:: Task item ::
Write the number of lines in the material below that contain "author", with no other words.

**** Material provided ****

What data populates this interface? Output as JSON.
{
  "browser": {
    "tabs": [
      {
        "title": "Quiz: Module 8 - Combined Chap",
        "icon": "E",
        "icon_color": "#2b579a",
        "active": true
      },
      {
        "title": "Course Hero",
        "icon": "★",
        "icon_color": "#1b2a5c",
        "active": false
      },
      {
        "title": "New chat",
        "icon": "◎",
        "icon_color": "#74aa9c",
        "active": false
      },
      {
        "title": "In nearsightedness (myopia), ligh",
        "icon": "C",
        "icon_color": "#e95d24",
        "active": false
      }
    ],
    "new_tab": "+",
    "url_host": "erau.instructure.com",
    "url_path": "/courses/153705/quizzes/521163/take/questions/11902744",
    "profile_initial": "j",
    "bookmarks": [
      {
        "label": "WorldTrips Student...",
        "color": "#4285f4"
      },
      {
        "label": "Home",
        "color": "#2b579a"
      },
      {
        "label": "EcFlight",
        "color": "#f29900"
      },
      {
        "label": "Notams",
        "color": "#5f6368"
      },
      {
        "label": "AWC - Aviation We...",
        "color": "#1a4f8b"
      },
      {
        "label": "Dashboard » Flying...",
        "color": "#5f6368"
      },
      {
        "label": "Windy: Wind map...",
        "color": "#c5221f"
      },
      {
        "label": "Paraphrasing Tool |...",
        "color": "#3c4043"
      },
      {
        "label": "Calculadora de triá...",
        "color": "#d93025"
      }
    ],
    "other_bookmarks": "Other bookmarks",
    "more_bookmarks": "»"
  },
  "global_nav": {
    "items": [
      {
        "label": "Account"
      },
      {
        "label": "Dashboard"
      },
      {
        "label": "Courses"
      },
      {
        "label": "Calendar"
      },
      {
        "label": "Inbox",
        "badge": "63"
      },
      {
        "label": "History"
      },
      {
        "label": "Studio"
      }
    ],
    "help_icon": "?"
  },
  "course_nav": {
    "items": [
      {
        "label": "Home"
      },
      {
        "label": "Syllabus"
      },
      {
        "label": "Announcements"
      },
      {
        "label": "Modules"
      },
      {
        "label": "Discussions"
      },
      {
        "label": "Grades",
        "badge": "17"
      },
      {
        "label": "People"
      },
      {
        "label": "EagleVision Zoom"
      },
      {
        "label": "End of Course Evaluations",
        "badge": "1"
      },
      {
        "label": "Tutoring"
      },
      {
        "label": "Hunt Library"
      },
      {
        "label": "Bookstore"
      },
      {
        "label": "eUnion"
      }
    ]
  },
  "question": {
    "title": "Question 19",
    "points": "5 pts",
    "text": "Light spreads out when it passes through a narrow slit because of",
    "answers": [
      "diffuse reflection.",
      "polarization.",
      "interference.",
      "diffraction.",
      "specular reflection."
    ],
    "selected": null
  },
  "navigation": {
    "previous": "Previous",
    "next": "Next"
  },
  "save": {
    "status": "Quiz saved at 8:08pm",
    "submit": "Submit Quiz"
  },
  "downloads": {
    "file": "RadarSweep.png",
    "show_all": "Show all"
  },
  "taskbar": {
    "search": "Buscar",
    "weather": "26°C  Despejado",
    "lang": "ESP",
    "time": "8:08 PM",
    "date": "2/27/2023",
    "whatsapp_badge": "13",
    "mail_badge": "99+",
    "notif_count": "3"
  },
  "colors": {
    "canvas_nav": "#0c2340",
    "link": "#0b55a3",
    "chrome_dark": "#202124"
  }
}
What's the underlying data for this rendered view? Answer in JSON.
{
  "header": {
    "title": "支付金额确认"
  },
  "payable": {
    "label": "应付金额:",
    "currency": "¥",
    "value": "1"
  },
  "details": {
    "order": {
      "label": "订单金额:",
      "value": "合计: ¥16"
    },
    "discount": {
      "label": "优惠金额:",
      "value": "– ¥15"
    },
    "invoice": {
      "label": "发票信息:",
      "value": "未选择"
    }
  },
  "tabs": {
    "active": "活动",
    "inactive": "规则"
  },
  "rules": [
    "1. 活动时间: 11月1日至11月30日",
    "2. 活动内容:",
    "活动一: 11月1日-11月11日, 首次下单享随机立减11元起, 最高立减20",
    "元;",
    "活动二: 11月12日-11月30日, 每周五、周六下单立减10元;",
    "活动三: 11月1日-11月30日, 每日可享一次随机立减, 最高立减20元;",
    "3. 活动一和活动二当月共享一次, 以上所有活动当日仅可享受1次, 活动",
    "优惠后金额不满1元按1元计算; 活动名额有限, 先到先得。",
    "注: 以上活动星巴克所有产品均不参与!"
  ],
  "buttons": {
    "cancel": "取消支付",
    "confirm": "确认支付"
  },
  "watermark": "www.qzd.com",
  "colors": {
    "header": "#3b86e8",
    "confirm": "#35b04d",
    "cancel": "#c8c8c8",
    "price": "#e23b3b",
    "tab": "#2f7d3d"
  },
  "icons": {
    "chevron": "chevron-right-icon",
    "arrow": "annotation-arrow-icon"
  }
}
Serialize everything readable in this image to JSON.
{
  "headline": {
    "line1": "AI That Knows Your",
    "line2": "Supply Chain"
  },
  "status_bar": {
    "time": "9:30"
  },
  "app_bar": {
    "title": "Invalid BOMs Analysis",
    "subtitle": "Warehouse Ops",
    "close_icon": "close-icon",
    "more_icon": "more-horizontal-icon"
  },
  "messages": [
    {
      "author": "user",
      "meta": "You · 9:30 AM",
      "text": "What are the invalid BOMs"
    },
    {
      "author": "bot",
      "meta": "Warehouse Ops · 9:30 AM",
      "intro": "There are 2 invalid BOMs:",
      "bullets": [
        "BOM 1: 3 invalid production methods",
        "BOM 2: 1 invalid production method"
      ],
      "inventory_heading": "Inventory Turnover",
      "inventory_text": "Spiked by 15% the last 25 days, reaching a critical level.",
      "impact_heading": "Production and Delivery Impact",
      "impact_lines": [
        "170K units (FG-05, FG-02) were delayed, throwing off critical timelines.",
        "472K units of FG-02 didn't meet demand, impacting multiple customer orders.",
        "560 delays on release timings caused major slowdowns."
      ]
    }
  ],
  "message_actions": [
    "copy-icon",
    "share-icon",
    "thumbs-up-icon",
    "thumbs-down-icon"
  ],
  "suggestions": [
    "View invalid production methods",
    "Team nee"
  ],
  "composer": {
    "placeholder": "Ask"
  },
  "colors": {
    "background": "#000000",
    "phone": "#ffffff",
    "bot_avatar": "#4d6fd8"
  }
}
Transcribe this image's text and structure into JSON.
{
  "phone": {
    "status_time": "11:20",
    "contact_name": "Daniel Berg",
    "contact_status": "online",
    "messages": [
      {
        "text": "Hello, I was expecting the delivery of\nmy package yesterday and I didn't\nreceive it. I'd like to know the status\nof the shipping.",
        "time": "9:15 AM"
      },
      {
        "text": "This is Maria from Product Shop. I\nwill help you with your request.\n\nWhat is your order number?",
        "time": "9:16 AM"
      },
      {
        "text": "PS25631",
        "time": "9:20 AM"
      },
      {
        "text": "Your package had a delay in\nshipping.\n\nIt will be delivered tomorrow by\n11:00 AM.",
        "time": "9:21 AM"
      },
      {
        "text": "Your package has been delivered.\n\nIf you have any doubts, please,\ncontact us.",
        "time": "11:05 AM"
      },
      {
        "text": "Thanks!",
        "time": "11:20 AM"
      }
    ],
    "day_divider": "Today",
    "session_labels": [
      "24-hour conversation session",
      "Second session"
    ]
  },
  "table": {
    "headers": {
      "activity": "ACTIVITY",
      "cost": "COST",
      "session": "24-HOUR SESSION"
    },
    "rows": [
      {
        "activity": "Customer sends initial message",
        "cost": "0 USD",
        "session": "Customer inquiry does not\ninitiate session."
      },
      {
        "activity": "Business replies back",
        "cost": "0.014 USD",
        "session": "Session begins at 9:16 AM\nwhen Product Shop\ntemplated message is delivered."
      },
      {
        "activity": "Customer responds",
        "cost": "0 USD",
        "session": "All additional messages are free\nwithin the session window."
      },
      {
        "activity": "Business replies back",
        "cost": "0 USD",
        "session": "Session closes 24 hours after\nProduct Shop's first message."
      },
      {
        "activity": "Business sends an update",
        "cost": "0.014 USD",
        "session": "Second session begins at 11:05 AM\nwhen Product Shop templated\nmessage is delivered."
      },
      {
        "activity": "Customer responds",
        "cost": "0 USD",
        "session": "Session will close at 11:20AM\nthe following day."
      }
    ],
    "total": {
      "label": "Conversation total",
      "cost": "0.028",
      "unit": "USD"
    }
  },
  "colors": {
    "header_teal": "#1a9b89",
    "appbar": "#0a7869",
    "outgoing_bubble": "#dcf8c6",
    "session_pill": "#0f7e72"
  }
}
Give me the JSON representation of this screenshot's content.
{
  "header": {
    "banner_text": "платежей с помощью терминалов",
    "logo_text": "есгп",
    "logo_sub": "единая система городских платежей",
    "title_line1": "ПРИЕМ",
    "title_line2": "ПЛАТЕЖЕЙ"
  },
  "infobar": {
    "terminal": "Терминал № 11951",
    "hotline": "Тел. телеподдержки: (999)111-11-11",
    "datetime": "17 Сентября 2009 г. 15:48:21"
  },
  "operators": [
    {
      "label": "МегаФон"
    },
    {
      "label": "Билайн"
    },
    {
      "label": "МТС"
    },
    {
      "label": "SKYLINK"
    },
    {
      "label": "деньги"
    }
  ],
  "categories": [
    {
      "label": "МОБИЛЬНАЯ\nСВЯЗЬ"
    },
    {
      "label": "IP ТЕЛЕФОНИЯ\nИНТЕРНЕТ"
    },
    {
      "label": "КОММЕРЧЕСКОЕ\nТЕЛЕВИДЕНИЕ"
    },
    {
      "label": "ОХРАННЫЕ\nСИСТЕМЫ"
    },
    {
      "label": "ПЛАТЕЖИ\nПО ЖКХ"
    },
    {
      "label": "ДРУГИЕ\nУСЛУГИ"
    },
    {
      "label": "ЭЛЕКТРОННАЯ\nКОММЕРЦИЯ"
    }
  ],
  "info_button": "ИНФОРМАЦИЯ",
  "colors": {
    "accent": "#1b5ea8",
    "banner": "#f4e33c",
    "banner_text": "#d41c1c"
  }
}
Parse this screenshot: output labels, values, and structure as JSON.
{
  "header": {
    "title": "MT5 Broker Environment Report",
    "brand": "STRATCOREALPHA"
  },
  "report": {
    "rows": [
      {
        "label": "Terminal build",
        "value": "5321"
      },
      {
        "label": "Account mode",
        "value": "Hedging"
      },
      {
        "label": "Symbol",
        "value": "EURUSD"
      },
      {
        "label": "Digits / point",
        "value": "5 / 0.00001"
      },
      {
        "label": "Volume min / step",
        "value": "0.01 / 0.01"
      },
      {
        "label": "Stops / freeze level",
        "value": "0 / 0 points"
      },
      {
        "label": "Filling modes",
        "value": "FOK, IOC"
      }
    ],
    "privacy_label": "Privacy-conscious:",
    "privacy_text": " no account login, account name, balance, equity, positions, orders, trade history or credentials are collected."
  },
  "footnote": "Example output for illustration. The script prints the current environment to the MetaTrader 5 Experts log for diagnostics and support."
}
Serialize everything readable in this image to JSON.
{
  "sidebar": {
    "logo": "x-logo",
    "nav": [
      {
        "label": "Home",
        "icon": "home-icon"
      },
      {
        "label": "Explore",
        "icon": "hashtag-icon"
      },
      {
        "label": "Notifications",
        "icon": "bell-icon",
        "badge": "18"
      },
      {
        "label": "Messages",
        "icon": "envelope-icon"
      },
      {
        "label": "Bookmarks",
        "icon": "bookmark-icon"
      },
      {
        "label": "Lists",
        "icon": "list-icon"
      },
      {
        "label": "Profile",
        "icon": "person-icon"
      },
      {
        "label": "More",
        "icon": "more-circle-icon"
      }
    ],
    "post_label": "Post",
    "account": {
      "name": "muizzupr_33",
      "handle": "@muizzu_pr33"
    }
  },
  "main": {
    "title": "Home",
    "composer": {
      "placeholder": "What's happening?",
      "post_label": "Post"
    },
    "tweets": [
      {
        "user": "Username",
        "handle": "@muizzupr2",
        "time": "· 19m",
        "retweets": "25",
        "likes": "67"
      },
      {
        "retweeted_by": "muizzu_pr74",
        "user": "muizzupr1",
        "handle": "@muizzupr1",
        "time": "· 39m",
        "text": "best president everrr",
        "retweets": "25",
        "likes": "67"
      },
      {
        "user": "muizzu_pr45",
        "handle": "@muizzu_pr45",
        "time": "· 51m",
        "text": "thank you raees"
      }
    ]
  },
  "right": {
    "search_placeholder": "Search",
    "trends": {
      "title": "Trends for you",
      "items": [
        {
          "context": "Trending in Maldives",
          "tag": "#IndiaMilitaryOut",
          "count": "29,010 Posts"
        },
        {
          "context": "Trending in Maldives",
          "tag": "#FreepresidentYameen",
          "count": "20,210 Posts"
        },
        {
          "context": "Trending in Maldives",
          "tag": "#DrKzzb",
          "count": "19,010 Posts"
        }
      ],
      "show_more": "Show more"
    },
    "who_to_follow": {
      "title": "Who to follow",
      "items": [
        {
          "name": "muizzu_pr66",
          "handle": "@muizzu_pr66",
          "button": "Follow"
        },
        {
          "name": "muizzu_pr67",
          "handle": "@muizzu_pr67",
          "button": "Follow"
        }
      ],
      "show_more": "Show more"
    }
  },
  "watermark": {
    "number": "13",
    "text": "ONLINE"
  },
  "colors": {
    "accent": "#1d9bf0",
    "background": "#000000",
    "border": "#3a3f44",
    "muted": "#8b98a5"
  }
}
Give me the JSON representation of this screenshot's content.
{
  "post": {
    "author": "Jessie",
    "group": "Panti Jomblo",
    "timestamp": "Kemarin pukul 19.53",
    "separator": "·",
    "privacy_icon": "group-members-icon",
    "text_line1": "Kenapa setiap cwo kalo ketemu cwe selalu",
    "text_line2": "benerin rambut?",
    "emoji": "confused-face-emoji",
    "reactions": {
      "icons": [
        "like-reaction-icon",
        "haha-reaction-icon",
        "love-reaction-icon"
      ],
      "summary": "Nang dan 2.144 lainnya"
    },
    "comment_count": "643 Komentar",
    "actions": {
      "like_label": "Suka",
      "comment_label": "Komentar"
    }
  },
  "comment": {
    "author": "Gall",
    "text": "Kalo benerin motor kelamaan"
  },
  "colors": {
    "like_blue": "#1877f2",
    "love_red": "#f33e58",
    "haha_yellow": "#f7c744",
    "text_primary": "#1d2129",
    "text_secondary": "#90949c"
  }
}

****

:: Finished exercise ::
4